• [Exercise aim]: Repeat every line of the data exactly; the pictures stay out.

• [The records]:

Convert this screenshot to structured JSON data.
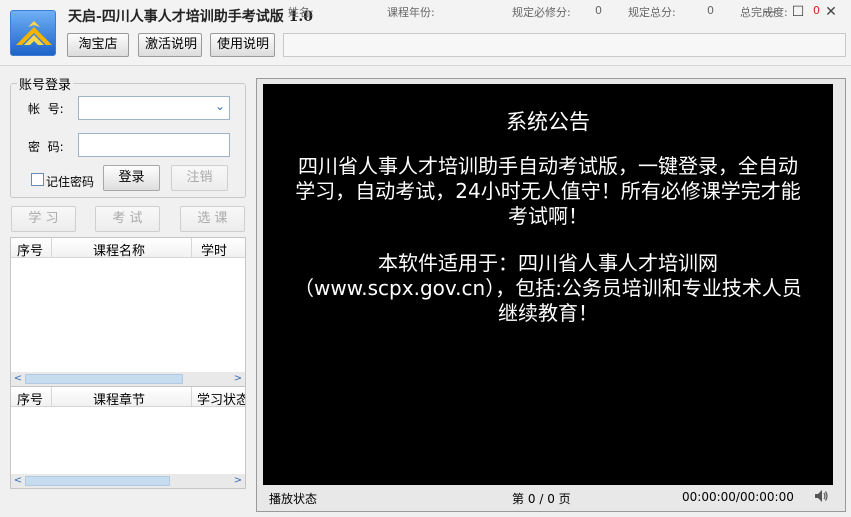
{
  "window": {
    "title": "天启-四川人事人才培训助手考试版 1.0",
    "minimize": "—",
    "maximize": "☐",
    "close": "✕"
  },
  "toolbar": {
    "taobao": "淘宝店",
    "activation": "激活说明",
    "usage": "使用说明"
  },
  "info": {
    "name_label": "姓名:",
    "name_value": "",
    "year_label": "课程年份:",
    "year_value": "",
    "required_credit_label": "规定必修分:",
    "required_credit_value": "0",
    "total_credit_label": "规定总分:",
    "total_credit_value": "0",
    "completion_label": "总完成度:",
    "completion_value": "0",
    "completion_color": "#e02020"
  },
  "login": {
    "group_title": "账号登录",
    "account_label": "帐  号:",
    "account_value": "",
    "password_label": "密  码:",
    "password_value": "",
    "remember_label": "记住密码",
    "login_button": "登录",
    "logout_button": "注销"
  },
  "actions": {
    "study": "学 习",
    "exam": "考 试",
    "select_course": "选 课"
  },
  "course_list": {
    "columns": [
      "序号",
      "课程名称",
      "学时"
    ]
  },
  "chapter_list": {
    "columns": [
      "序号",
      "课程章节",
      "学习状态"
    ]
  },
  "notice": {
    "title": "系统公告",
    "body_1": "四川省人事人才培训助手自动考试版，一键登录，全自动学习，自动考试，24小时无人值守！所有必修课学完才能考试啊！",
    "body_2": "本软件适用于：四川省人事人才培训网（www.scpx.gov.cn），包括:公务员培训和专业技术人员继续教育！"
  },
  "player": {
    "status_label": "播放状态",
    "page_prefix": "第",
    "page_current": "0",
    "page_sep": "/",
    "page_total": "0",
    "page_suffix": "页",
    "time": "00:00:00/00:00:00",
    "volume_icon": "speaker-icon"
  }
}
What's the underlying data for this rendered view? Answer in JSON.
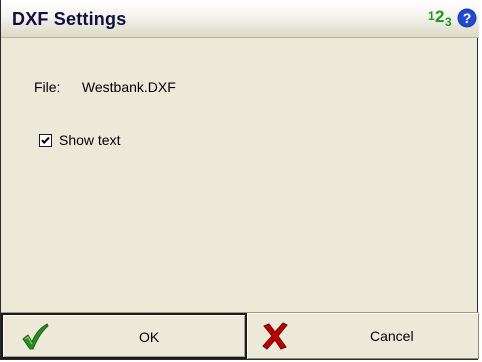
{
  "dialog": {
    "title": "DXF Settings",
    "input_mode_icon": "123-input-mode-icon",
    "help_icon": "question-mark-icon"
  },
  "file": {
    "label": "File:",
    "value": "Westbank.DXF"
  },
  "show_text": {
    "label": "Show text",
    "checked": true
  },
  "buttons": {
    "ok_label": "OK",
    "ok_icon": "green-checkmark-icon",
    "cancel_label": "Cancel",
    "cancel_icon": "red-x-icon"
  },
  "colors": {
    "background": "#ece9d8",
    "ok_icon": "#2e8b1f",
    "cancel_icon": "#c00000",
    "help_icon": "#1a3fb8",
    "input_mode_icon": "#1d9a1d"
  }
}
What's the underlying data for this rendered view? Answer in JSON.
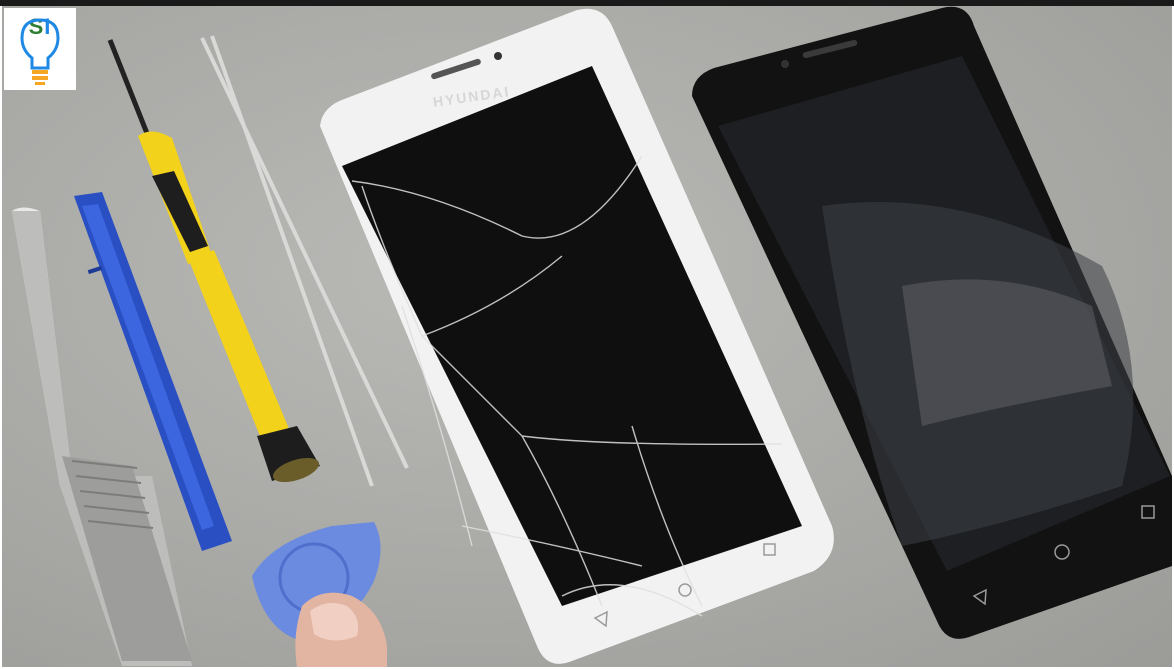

• [Reply]:
Convert this screenshot to structured JSON data.
{
  "window": {
    "title": "天启-四川人事人才培训助手考试版 1.0",
    "minimize": "—",
    "maximize": "☐",
    "close": "✕"
  },
  "toolbar": {
    "taobao": "淘宝店",
    "activation": "激活说明",
    "usage": "使用说明"
  },
  "info": {
    "name_label": "姓名:",
    "name_value": "",
    "year_label": "课程年份:",
    "year_value": "",
    "required_credit_label": "规定必修分:",
    "required_credit_value": "0",
    "total_credit_label": "规定总分:",
    "total_credit_value": "0",
    "completion_label": "总完成度:",
    "completion_value": "0",
    "completion_color": "#e02020"
  },
  "login": {
    "group_title": "账号登录",
    "account_label": "帐  号:",
    "account_value": "",
    "password_label": "密  码:",
    "password_value": "",
    "remember_label": "记住密码",
    "login_button": "登录",
    "logout_button": "注销"
  },
  "actions": {
    "study": "学 习",
    "exam": "考 试",
    "select_course": "选 课"
  },
  "course_list": {
    "columns": [
      "序号",
      "课程名称",
      "学时"
    ]
  },
  "chapter_list": {
    "columns": [
      "序号",
      "课程章节",
      "学习状态"
    ]
  },
  "notice": {
    "title": "系统公告",
    "body_1": "四川省人事人才培训助手自动考试版，一键登录，全自动学习，自动考试，24小时无人值守！所有必修课学完才能考试啊！",
    "body_2": "本软件适用于：四川省人事人才培训网（www.scpx.gov.cn），包括:公务员培训和专业技术人员继续教育！"
  },
  "player": {
    "status_label": "播放状态",
    "page_prefix": "第",
    "page_current": "0",
    "page_sep": "/",
    "page_total": "0",
    "page_suffix": "页",
    "time": "00:00:00/00:00:00",
    "volume_icon": "speaker-icon"
  }
}
What's the underlying data for this rendered view? Answer in JSON.
{
  "dialog": {
    "title": "DXF Settings",
    "input_mode_icon": "123-input-mode-icon",
    "help_icon": "question-mark-icon"
  },
  "file": {
    "label": "File:",
    "value": "Westbank.DXF"
  },
  "show_text": {
    "label": "Show text",
    "checked": true
  },
  "buttons": {
    "ok_label": "OK",
    "ok_icon": "green-checkmark-icon",
    "cancel_label": "Cancel",
    "cancel_icon": "red-x-icon"
  },
  "colors": {
    "background": "#ece9d8",
    "ok_icon": "#2e8b1f",
    "cancel_icon": "#c00000",
    "help_icon": "#1a3fb8",
    "input_mode_icon": "#1d9a1d"
  }
}
What's the underlying data for this rendered view? Answer in JSON.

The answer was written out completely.